Required action —
For every line that contains the string "JSON", pull that line out of the material below.

Supplied data —
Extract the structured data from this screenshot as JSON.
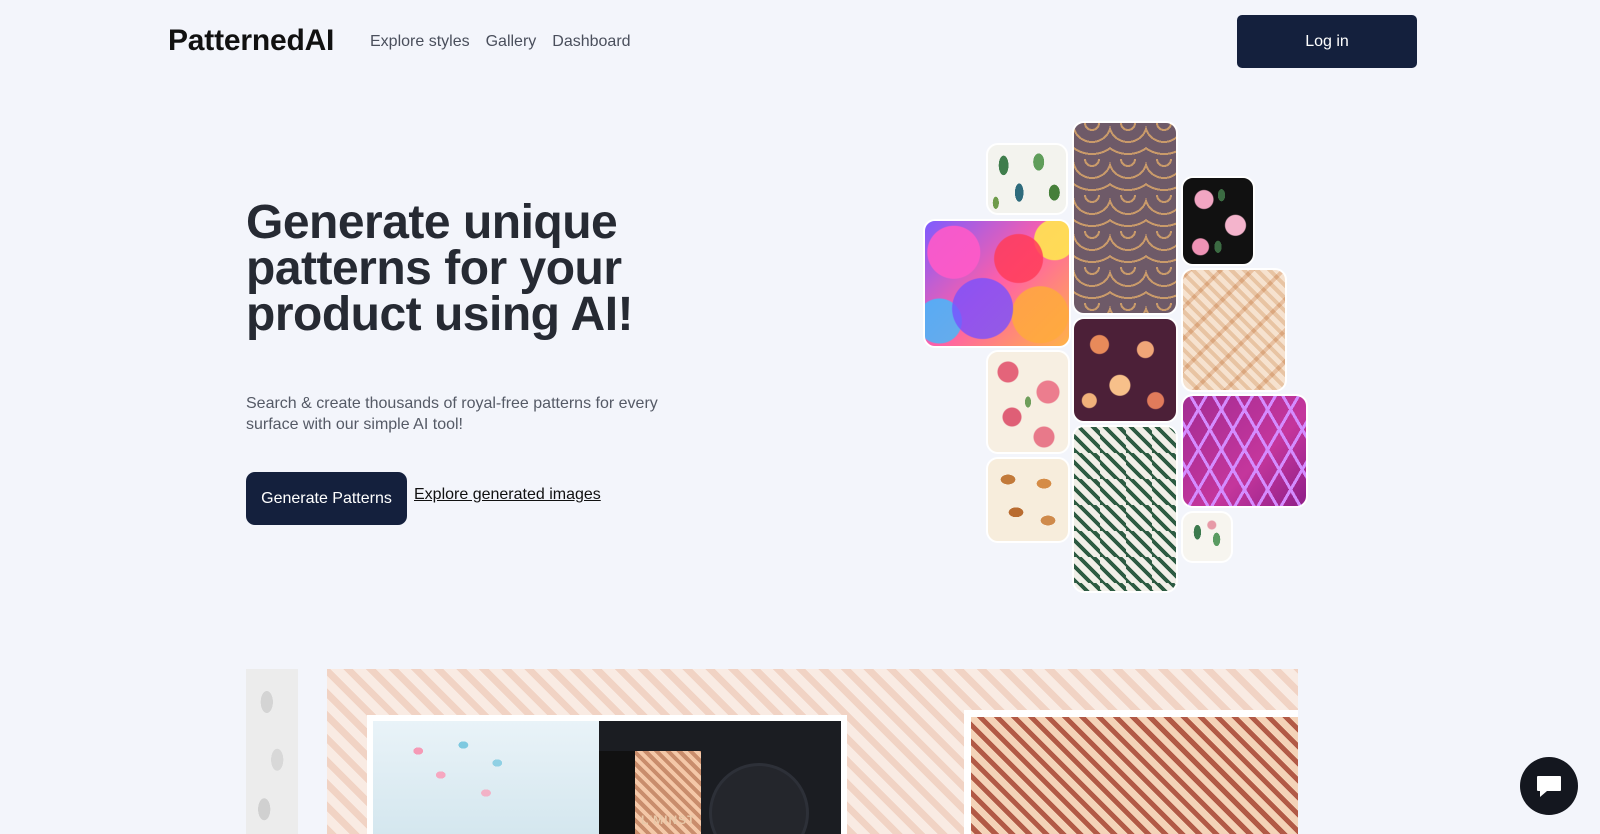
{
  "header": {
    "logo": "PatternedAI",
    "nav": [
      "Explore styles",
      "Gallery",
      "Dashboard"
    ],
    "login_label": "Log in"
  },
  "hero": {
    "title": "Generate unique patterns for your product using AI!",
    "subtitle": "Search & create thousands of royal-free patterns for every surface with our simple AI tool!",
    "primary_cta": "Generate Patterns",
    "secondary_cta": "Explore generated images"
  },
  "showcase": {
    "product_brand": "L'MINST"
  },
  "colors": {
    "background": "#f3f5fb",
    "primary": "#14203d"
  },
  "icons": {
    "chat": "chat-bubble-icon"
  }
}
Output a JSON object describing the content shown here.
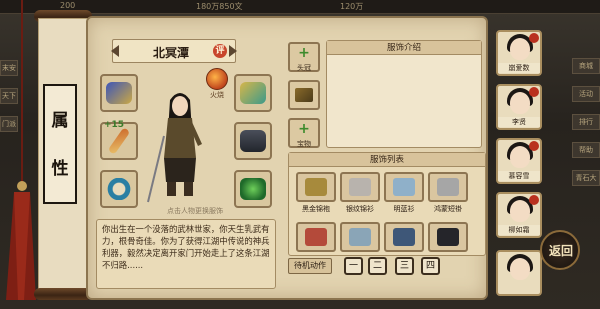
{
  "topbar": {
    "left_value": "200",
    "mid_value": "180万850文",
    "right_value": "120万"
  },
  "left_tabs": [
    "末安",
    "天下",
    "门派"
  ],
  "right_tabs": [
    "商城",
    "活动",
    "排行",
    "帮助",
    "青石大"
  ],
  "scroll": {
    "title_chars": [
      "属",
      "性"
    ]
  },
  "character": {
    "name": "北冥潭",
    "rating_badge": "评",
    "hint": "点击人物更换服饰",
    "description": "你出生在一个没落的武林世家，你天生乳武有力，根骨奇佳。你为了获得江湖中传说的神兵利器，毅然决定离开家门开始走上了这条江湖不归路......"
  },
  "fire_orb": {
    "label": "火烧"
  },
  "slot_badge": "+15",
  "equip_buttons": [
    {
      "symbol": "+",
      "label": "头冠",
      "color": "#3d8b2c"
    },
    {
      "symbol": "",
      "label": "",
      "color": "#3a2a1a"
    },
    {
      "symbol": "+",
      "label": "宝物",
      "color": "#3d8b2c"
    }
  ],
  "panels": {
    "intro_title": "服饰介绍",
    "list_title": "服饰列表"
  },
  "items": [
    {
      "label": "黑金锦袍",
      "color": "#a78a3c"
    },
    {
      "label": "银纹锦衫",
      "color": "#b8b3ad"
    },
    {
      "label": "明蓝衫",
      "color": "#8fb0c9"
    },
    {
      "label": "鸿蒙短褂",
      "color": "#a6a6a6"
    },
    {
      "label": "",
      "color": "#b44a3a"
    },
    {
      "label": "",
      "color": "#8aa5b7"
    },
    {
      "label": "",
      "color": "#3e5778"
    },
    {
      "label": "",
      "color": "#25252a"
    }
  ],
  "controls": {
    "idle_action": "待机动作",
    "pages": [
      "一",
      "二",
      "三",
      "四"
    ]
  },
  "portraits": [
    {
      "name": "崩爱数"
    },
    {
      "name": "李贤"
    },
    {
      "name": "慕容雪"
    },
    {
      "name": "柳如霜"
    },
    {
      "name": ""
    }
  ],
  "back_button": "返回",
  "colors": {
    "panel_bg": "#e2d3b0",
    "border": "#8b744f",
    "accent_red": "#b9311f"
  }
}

Solution to this exercise —
Extract the structured data from this screenshot as JSON.
Output a JSON object describing the content shown here.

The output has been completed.